**What is being asked**: Please print out the entries below unchanged and skip the images.

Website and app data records

>>

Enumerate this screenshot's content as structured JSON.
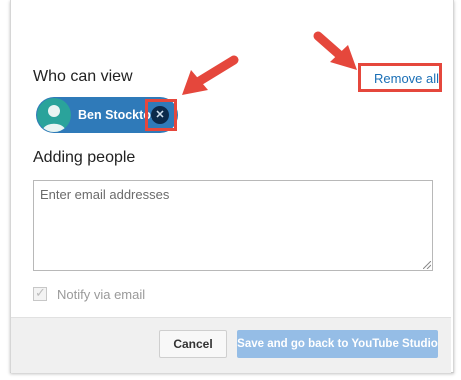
{
  "sharing": {
    "who_can_view_label": "Who can view",
    "remove_all_label": "Remove all",
    "viewer": {
      "name": "Ben Stockton",
      "remove_glyph": "✕"
    },
    "adding_people_label": "Adding people",
    "email_placeholder": "Enter email addresses",
    "notify": {
      "label": "Notify via email",
      "checked": true,
      "disabled": true
    }
  },
  "footer": {
    "cancel_label": "Cancel",
    "save_label": "Save and go back to YouTube Studio"
  },
  "colors": {
    "link": "#1a6fb6",
    "chip": "#2f7ab9",
    "avatar": "#2aa39b",
    "highlight": "#e5473c",
    "save_disabled": "#95bde6"
  }
}
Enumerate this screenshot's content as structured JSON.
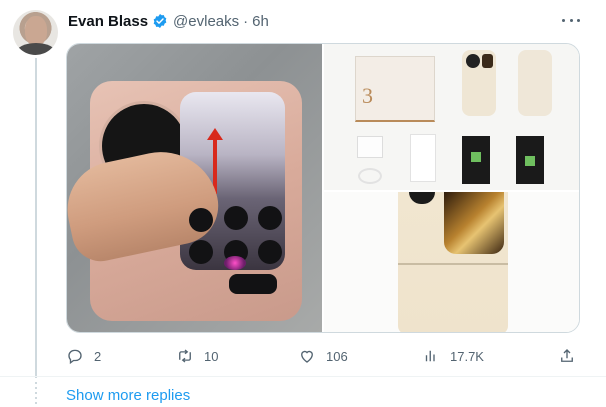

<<

**Exercise result**:
Enumerate this screenshot's content as structured JSON.
{
  "sharing": {
    "who_can_view_label": "Who can view",
    "remove_all_label": "Remove all",
    "viewer": {
      "name": "Ben Stockton",
      "remove_glyph": "✕"
    },
    "adding_people_label": "Adding people",
    "email_placeholder": "Enter email addresses",
    "notify": {
      "label": "Notify via email",
      "checked": true,
      "disabled": true
    }
  },
  "footer": {
    "cancel_label": "Cancel",
    "save_label": "Save and go back to YouTube Studio"
  },
  "colors": {
    "link": "#1a6fb6",
    "chip": "#2f7ab9",
    "avatar": "#2aa39b",
    "highlight": "#e5473c",
    "save_disabled": "#95bde6"
  }
}
Enumerate this screenshot's content as structured JSON.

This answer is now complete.